Using the listing below, copy every line that mentions "flag".
[Start of Attachment]
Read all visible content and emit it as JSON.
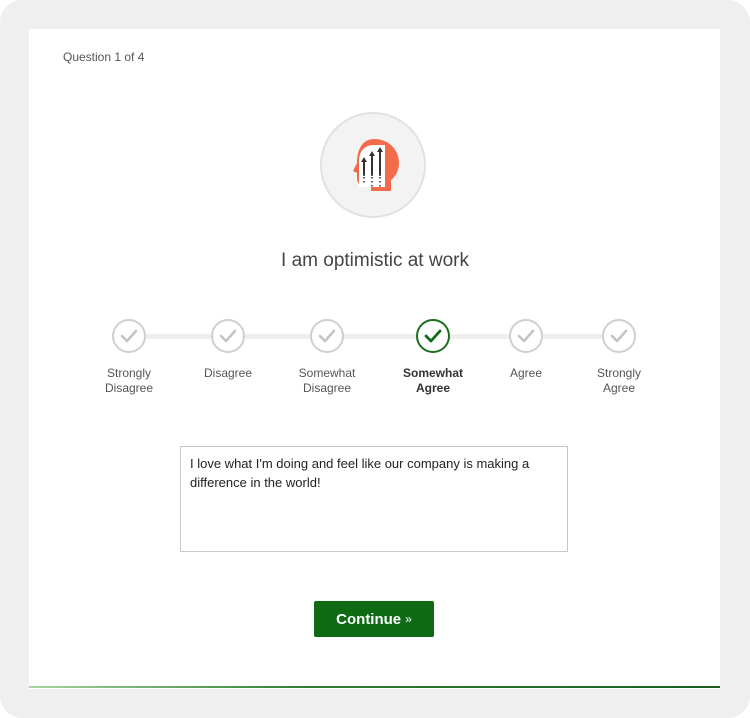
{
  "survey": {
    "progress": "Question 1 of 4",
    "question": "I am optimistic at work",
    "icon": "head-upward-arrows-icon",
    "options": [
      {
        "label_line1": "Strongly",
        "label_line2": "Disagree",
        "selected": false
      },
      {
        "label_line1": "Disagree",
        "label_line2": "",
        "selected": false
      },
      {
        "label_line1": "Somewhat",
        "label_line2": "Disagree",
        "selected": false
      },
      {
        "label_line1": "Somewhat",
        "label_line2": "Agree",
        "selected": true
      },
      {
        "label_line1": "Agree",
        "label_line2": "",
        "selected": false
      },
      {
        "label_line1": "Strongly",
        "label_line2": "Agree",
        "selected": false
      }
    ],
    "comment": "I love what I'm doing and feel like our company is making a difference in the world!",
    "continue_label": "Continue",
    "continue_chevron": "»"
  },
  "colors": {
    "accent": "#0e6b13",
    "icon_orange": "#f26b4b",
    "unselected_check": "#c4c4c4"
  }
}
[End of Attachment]
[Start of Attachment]
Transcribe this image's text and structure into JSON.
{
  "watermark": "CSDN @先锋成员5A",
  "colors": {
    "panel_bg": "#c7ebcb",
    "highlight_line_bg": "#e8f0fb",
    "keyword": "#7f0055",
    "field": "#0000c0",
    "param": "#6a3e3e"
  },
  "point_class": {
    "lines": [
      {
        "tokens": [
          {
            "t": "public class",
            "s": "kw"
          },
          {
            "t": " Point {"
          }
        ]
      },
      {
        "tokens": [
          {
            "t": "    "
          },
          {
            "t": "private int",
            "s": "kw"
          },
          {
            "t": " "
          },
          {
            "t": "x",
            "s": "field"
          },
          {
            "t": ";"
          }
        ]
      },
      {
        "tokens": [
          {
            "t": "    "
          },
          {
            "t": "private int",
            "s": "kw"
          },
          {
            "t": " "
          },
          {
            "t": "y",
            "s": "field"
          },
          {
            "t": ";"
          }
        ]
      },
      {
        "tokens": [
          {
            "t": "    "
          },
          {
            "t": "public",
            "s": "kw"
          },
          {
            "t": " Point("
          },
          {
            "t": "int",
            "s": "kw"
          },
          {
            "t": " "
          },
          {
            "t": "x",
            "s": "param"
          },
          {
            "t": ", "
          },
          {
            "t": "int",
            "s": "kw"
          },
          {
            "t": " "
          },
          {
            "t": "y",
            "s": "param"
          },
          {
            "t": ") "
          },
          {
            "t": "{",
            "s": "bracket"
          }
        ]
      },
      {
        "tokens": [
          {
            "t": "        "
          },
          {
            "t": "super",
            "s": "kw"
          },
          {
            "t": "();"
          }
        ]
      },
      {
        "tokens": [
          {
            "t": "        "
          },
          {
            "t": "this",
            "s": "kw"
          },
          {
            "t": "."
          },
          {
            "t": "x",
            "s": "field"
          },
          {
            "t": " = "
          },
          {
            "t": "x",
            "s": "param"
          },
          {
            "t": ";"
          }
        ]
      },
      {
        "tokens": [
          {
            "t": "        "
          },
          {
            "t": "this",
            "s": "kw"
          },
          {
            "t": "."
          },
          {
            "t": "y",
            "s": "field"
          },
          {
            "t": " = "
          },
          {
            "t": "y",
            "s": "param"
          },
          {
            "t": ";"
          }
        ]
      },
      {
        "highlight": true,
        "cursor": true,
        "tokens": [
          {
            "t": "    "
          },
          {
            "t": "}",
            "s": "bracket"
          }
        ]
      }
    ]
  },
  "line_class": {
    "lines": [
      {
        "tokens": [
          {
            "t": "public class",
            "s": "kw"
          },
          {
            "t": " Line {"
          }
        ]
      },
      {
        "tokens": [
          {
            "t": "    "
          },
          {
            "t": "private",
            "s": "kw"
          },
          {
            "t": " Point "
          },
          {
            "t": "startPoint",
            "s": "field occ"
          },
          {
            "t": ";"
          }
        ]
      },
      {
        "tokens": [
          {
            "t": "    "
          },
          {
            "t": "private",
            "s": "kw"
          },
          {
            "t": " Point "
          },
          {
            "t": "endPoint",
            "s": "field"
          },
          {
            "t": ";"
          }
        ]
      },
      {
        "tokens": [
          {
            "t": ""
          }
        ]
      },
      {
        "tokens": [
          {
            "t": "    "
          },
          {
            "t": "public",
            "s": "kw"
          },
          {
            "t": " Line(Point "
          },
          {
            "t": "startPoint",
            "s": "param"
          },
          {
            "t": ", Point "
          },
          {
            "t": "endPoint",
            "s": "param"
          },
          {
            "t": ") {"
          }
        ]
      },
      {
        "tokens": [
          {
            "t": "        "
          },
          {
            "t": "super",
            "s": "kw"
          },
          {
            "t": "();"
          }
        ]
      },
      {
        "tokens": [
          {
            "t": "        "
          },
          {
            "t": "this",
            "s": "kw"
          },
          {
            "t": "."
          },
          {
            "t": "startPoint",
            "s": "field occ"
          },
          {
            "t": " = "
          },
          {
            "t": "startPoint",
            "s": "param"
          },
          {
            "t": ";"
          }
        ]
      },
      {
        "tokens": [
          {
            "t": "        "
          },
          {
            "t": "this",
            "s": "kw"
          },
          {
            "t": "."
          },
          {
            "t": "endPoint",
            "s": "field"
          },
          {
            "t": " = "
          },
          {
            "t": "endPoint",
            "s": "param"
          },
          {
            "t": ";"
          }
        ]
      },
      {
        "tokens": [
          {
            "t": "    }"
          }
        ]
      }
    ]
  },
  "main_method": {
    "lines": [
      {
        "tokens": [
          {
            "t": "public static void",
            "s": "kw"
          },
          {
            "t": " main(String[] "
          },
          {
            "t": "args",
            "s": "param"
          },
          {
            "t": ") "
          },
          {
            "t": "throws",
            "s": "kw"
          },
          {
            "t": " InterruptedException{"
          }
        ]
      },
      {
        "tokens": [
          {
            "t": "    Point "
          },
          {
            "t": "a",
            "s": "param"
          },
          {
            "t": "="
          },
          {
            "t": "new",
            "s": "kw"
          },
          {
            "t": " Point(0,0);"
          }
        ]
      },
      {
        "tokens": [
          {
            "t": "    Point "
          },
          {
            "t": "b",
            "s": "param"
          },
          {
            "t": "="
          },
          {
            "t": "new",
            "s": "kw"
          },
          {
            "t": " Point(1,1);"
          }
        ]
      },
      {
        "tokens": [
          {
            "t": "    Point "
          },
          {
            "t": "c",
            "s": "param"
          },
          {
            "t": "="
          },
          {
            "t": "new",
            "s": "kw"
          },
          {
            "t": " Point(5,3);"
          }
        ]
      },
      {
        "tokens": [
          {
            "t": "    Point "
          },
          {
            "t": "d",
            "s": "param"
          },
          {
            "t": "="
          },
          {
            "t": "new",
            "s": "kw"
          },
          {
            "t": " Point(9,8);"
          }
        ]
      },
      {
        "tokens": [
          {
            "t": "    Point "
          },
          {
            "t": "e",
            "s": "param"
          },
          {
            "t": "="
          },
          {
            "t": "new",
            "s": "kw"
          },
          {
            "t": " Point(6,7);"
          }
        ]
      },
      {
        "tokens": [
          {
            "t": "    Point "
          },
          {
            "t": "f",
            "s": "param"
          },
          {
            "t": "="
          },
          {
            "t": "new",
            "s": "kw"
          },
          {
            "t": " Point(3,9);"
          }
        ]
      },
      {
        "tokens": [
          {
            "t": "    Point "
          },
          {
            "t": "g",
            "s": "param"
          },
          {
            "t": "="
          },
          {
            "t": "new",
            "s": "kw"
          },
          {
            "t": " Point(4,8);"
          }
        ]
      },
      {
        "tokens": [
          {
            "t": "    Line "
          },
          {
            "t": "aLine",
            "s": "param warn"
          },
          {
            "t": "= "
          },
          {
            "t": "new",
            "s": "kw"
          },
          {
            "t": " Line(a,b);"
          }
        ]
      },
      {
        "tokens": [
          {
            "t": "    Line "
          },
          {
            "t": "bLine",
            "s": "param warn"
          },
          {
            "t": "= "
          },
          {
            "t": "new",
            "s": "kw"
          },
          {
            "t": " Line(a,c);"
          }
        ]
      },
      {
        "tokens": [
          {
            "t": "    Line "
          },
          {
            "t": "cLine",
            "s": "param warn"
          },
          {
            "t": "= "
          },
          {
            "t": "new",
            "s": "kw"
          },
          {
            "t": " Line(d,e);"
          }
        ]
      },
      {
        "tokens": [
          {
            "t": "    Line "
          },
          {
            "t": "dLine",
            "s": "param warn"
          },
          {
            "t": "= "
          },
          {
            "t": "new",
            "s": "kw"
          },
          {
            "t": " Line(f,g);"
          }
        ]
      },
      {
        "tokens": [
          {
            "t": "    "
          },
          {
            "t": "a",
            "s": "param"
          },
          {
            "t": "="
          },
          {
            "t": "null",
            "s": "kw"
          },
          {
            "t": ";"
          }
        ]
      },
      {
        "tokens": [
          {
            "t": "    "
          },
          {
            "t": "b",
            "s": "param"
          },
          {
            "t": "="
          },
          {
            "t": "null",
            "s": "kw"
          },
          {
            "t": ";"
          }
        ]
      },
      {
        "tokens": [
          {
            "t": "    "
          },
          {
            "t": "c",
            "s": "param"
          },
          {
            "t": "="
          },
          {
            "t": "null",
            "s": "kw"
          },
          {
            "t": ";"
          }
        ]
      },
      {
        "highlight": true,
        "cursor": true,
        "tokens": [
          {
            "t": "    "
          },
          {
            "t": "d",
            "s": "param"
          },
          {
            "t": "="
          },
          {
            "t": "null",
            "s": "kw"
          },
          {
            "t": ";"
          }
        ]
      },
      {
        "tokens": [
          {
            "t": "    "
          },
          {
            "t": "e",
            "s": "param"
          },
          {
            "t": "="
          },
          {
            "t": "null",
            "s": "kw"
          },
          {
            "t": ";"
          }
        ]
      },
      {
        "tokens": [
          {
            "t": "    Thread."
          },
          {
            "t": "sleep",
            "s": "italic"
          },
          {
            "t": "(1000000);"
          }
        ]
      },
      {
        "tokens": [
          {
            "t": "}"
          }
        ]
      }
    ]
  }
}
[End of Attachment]
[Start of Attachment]
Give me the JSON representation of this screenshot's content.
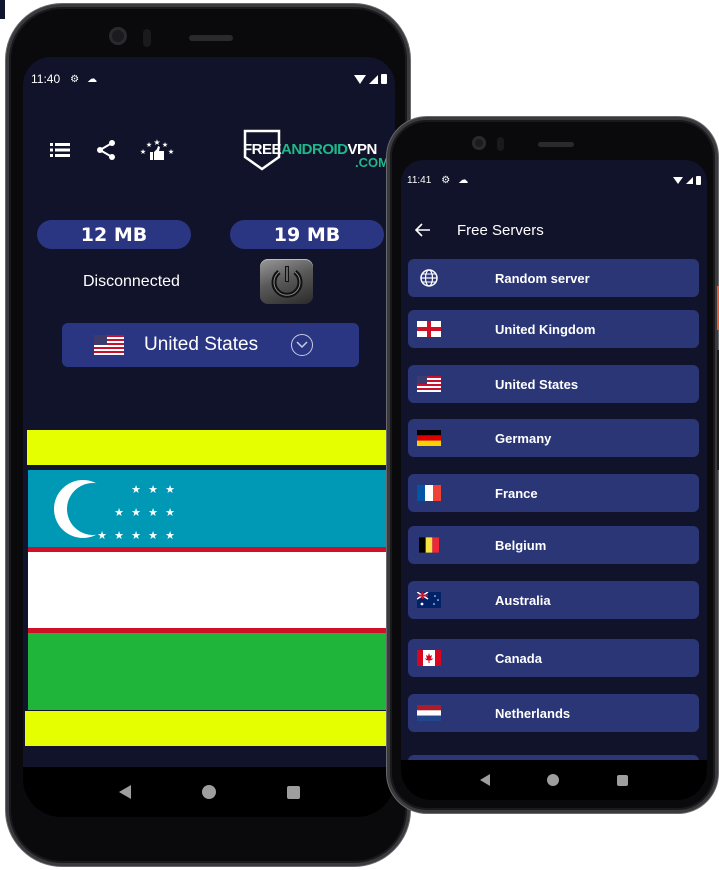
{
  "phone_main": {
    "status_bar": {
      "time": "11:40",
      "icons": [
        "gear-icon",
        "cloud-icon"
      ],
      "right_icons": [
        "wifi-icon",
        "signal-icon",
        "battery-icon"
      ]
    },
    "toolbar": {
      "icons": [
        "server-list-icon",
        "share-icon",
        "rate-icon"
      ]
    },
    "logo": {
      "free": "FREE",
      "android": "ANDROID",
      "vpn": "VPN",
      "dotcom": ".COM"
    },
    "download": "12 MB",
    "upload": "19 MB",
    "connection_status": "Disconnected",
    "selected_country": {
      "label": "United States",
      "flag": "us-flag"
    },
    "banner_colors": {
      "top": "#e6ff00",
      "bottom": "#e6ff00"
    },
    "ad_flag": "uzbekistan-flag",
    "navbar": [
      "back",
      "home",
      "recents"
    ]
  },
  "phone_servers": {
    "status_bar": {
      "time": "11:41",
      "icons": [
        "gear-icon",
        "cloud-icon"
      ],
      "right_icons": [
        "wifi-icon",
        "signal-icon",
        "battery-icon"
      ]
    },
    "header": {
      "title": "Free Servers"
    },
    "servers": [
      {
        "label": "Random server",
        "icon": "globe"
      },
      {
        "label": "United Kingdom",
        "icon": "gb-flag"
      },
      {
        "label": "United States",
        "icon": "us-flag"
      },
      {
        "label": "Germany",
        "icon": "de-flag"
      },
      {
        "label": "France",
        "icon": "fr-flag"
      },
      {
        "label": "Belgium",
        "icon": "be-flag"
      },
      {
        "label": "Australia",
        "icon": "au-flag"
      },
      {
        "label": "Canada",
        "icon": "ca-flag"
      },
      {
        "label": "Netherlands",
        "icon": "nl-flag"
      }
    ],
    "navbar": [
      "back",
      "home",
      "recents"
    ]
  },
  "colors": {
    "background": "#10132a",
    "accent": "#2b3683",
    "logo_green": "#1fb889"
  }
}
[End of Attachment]
» **Response**
      "flag": "us-flag"
    "ad_flag": "uzbekistan-flag",
        "icon": "gb-flag"
        "icon": "us-flag"
        "icon": "de-flag"
        "icon": "fr-flag"
        "icon": "be-flag"
        "icon": "au-flag"
        "icon": "ca-flag"
        "icon": "nl-flag"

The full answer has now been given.